The Social Security Act defines disability as a chronic condition that prevents a person from engaging in any significant activity because of physical or mental impairment. The condition may last or is expected to last for a long time, or is expected to result in death. Because of these inopportune situations, the US government is stepping up to help those people in need.
Those who have worked previously before impairment can qualify for Social Security Disability Insurance (SSDI). Monthly benefits, such as cash compensation and Medicare, depend on the person’s earnings. Some family members of qualifying beneficiaries can also receive benefits from the insurance.
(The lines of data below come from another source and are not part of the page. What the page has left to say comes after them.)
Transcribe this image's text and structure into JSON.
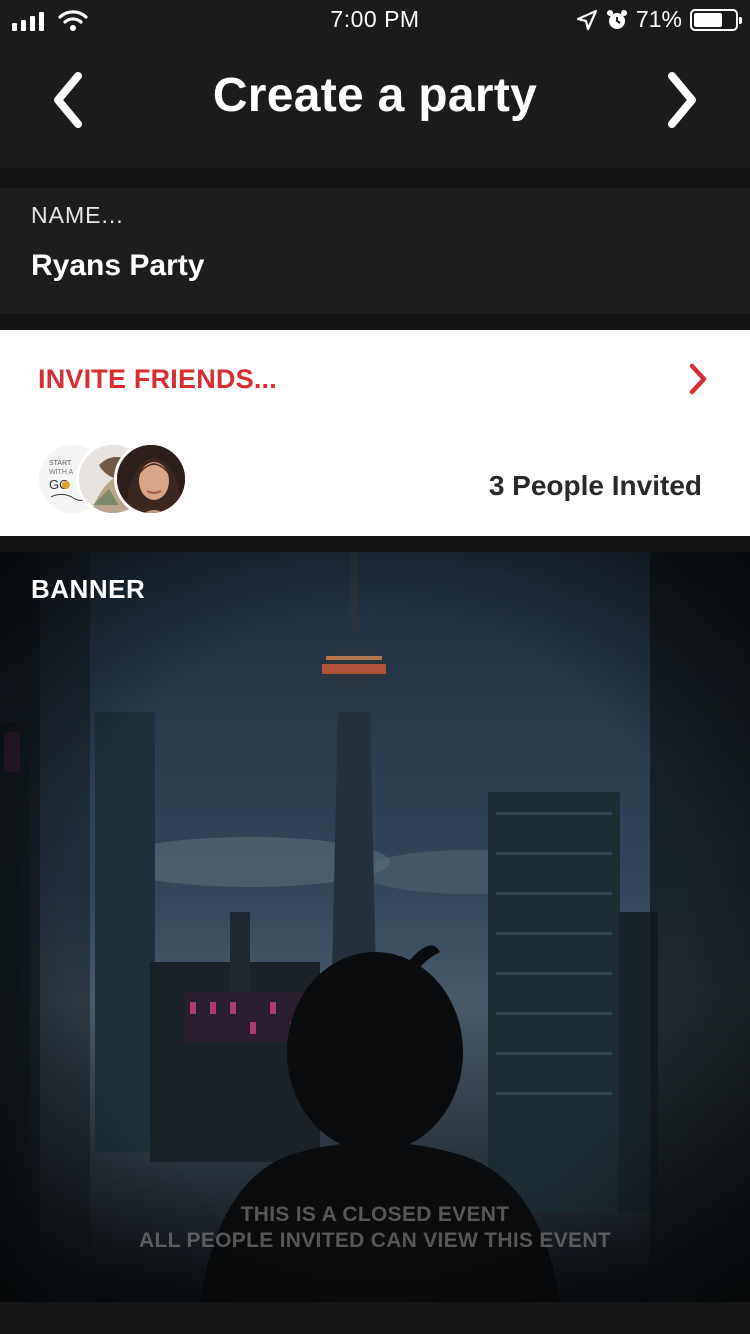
{
  "status_bar": {
    "time": "7:00 PM",
    "battery_percent": "71%",
    "battery_level": 0.71,
    "icons": [
      "signal-icon",
      "wifi-icon",
      "location-icon",
      "alarm-icon",
      "battery-icon"
    ]
  },
  "nav": {
    "title": "Create a party",
    "back_icon": "chevron-left-icon",
    "next_icon": "chevron-right-icon"
  },
  "name_section": {
    "label": "NAME...",
    "value": "Ryans Party"
  },
  "invite_section": {
    "label": "INVITE FRIENDS...",
    "count_text": "3 People Invited",
    "avatar_count": 3,
    "accent_color": "#d62e33"
  },
  "banner": {
    "label": "BANNER",
    "note_line1": "THIS IS A CLOSED EVENT",
    "note_line2": "ALL PEOPLE INVITED CAN VIEW THIS EVENT"
  }
}
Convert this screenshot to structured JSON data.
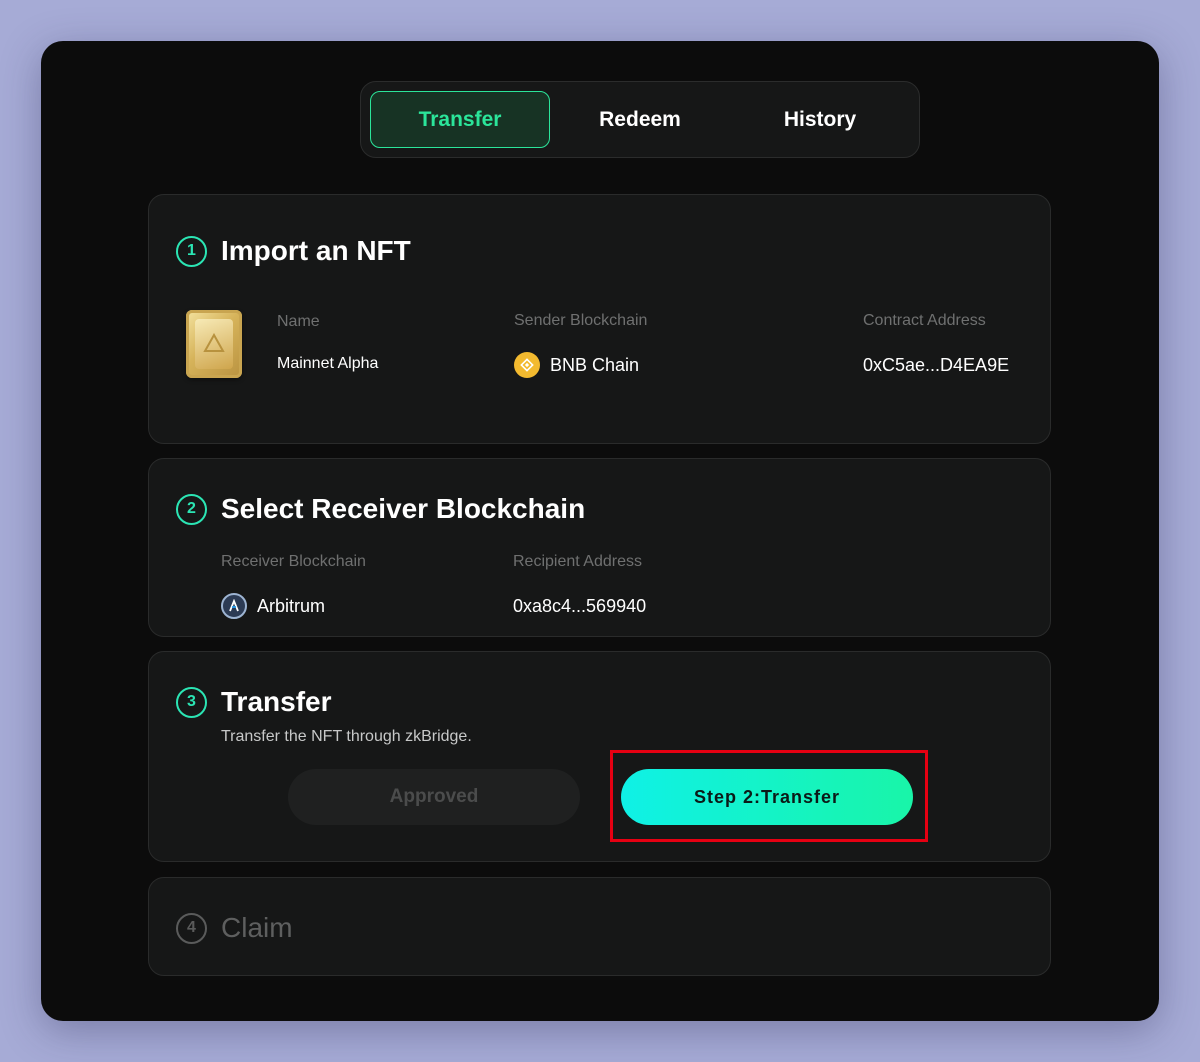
{
  "tabs": [
    {
      "label": "Transfer",
      "active": true
    },
    {
      "label": "Redeem",
      "active": false
    },
    {
      "label": "History",
      "active": false
    }
  ],
  "step1": {
    "number": "1",
    "title": "Import an NFT",
    "name_label": "Name",
    "name_value": "Mainnet Alpha",
    "sender_label": "Sender Blockchain",
    "sender_value": "BNB Chain",
    "sender_icon": "bnb-chain-icon",
    "contract_label": "Contract Address",
    "contract_value": "0xC5ae...D4EA9E"
  },
  "step2": {
    "number": "2",
    "title": "Select Receiver Blockchain",
    "receiver_label": "Receiver Blockchain",
    "receiver_value": "Arbitrum",
    "receiver_icon": "arbitrum-icon",
    "recipient_label": "Recipient Address",
    "recipient_value": "0xa8c4...569940"
  },
  "step3": {
    "number": "3",
    "title": "Transfer",
    "description": "Transfer the NFT through zkBridge.",
    "approved_label": "Approved",
    "transfer_label": "Step 2:Transfer"
  },
  "step4": {
    "number": "4",
    "title": "Claim"
  },
  "colors": {
    "accent": "#2be59a",
    "highlight": "#e60012",
    "bnb": "#f3ba2f"
  }
}
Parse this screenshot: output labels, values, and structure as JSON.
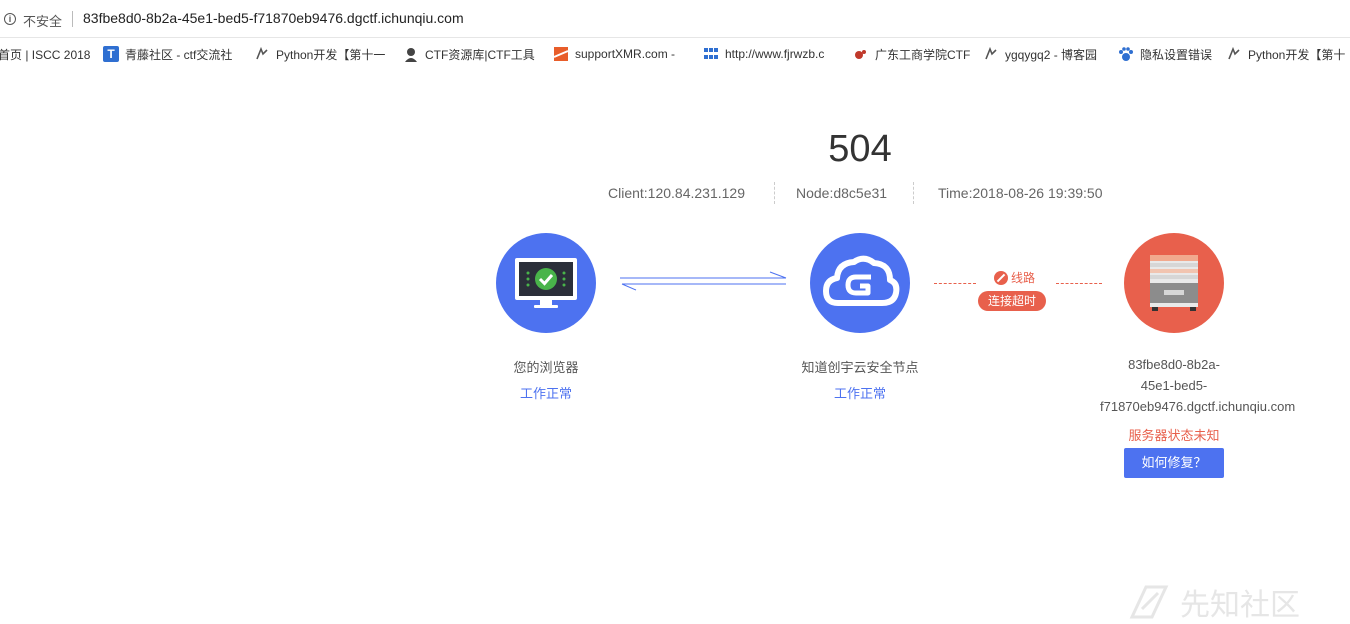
{
  "browser": {
    "security_label": "不安全",
    "url": "83fbe8d0-8b2a-45e1-bed5-f71870eb9476.dgctf.ichunqiu.com"
  },
  "bookmarks": [
    {
      "label": "首页 | ISCC 2018",
      "icon": "none",
      "color": ""
    },
    {
      "label": "青藤社区 - ctf交流社",
      "icon": "t-square-icon",
      "color": "#2f6fd1"
    },
    {
      "label": "Python开发【第十一",
      "icon": "cnblogs-icon",
      "color": "#555555"
    },
    {
      "label": "CTF资源库|CTF工具",
      "icon": "hacker-icon",
      "color": "#444444"
    },
    {
      "label": "supportXMR.com -",
      "icon": "xmr-icon",
      "color": "#e85d2a"
    },
    {
      "label": "http://www.fjrwzb.c",
      "icon": "grid-icon",
      "color": "#2f6fd1"
    },
    {
      "label": "广东工商学院CTF",
      "icon": "red-dot-icon",
      "color": "#c0392b"
    },
    {
      "label": "ygqygq2 - 博客园",
      "icon": "cnblogs-icon",
      "color": "#555555"
    },
    {
      "label": "隐私设置错误",
      "icon": "paw-icon",
      "color": "#2f6fd1"
    },
    {
      "label": "Python开发【第十",
      "icon": "cnblogs-icon",
      "color": "#555555"
    }
  ],
  "error": {
    "code": "504",
    "client": "Client:120.84.231.129",
    "node": "Node:d8c5e31",
    "time": "Time:2018-08-26 19:39:50"
  },
  "nodes": {
    "browser": {
      "label": "您的浏览器",
      "status": "工作正常"
    },
    "cdn": {
      "label": "知道创宇云安全节点",
      "status": "工作正常"
    },
    "server": {
      "host_line1": "83fbe8d0-8b2a-",
      "host_line2": "45e1-bed5-",
      "host_line3": "f71870eb9476.dgctf.ichunqiu.com",
      "status": "服务器状态未知",
      "fix_label": "如何修复？"
    }
  },
  "link": {
    "route_label": "线路",
    "timeout_label": "连接超时"
  },
  "watermark": {
    "text": "先知社区"
  },
  "colors": {
    "blue": "#4d72f0",
    "red": "#e8604c"
  }
}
Filing for a disability claim requires several medical documents, such as records from doctors, therapists, and hospitals or clinics. Laboratory and test results like physicals and MRIs may also be requested, as well as documentation on treatment procedures and a list of medications that are currently (or have been) taken. Other relevant documents that show medical proof of one’s declining condition should help in one’s claim. Some medical conditions listed in SSA’s manual include musculoskeletal problems, respiratory illnesses, cardiovascular conditions, and immune system disorders.
Furthermore, the Social Security Administration (SSA) also needs information about one’s employers and the job functions held for the last 15 years of employment. If, however, you are currently employed, the agency steps in to determine if your condition is hindering you from doing your work properly. You can appeal when the agency disapproves your claim.